- _Assignment_:
Wherever a line below holds the word "JSON", copy that line.

** Opening Recorded information block **

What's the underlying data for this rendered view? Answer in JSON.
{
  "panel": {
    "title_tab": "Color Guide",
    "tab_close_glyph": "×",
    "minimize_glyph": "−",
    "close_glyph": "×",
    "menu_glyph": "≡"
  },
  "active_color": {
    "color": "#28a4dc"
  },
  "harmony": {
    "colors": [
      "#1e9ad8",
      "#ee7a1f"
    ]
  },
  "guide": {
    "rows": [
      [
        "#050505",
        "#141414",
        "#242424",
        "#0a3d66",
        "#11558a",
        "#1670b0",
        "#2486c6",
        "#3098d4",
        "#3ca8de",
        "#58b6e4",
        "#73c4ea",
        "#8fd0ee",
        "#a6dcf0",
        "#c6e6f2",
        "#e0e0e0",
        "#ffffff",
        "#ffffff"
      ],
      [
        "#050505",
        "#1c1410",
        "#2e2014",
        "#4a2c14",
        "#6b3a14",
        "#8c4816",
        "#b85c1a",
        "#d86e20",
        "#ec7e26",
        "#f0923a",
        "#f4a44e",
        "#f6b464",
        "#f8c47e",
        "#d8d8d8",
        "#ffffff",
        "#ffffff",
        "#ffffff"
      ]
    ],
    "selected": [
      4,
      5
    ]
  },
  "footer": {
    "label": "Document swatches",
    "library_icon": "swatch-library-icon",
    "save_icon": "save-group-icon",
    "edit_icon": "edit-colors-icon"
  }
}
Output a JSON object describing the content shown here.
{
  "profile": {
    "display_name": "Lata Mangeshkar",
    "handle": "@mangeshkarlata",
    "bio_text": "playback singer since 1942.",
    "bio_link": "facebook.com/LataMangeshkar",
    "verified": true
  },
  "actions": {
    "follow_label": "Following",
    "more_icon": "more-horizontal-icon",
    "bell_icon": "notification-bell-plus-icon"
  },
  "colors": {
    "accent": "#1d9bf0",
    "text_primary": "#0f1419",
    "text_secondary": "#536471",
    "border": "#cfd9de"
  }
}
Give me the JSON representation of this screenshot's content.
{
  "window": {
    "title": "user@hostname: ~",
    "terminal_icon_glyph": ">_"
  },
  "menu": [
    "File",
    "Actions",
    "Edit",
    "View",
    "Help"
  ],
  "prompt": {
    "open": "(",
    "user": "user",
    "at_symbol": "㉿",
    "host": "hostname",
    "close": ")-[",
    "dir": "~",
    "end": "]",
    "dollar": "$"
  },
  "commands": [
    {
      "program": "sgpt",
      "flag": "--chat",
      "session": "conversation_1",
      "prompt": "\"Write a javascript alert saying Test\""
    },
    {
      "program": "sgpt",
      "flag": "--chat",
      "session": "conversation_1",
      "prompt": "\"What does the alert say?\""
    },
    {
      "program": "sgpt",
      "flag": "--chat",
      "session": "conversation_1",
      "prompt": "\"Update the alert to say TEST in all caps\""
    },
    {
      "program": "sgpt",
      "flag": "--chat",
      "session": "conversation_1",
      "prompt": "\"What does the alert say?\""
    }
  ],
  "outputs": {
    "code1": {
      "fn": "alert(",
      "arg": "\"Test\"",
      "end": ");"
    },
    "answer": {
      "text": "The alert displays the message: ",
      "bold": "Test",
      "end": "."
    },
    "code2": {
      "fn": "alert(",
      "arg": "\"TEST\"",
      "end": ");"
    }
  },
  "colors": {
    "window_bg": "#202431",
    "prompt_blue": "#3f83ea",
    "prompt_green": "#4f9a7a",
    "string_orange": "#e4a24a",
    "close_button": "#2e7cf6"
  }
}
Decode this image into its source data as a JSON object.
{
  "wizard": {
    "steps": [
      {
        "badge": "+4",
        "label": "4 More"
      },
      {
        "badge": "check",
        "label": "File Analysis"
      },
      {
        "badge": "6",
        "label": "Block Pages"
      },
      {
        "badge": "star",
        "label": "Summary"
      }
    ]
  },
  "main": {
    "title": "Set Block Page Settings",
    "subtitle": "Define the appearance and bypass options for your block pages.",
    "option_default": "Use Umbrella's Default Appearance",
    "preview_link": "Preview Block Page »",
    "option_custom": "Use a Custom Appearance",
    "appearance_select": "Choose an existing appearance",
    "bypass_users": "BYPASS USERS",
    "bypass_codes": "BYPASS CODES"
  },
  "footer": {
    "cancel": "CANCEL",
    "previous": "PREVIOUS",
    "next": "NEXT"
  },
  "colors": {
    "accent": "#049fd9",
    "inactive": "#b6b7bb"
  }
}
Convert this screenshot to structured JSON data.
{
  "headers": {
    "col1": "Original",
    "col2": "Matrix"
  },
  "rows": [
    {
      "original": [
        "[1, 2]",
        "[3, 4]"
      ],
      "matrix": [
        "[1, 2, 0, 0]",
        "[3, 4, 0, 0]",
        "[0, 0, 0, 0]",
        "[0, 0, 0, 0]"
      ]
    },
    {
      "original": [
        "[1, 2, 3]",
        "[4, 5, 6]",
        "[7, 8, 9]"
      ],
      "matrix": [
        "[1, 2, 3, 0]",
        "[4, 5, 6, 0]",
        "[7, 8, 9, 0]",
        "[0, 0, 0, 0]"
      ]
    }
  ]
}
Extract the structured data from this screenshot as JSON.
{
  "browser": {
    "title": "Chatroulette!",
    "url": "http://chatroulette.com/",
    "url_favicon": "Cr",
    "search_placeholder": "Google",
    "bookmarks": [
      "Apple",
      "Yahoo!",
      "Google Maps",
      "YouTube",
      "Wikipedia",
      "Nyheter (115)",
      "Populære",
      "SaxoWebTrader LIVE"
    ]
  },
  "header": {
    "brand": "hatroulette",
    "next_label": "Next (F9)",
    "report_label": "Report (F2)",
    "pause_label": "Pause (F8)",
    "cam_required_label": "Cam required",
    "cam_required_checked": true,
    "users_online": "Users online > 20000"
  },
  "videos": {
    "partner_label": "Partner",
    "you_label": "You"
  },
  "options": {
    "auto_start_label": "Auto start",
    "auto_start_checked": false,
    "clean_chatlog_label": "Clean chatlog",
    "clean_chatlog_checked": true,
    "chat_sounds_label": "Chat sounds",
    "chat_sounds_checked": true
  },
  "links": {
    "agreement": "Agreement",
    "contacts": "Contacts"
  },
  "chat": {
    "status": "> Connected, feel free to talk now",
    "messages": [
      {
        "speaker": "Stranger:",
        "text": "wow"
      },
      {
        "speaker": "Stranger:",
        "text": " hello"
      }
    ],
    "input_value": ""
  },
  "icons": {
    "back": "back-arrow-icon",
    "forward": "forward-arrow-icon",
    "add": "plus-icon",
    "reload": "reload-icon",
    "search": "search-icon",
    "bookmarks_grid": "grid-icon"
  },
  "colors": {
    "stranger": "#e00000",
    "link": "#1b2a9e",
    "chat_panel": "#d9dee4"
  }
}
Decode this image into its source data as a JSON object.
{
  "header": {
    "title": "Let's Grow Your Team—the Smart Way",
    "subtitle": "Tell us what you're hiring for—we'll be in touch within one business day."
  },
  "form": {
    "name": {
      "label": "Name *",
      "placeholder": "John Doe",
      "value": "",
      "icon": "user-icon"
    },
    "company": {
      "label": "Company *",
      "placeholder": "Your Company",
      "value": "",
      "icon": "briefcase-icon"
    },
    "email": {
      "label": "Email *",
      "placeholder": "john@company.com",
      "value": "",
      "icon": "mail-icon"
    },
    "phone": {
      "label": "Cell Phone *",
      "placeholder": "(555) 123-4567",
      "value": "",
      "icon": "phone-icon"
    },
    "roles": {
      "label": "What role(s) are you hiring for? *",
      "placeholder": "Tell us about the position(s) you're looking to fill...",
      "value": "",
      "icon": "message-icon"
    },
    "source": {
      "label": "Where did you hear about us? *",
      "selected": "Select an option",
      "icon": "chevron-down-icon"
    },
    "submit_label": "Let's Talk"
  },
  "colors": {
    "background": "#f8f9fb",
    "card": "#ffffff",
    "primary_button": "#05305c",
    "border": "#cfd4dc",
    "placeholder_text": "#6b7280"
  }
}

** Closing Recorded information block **

- _Expected output_:
What's the underlying data for this rendered view? Answer in JSON.
Output a JSON object describing the content shown here.
Give me the JSON representation of this screenshot's content.
Decode this image into its source data as a JSON object.
Convert this screenshot to structured JSON data.
Extract the structured data from this screenshot as JSON.
Decode this image into its source data as a JSON object.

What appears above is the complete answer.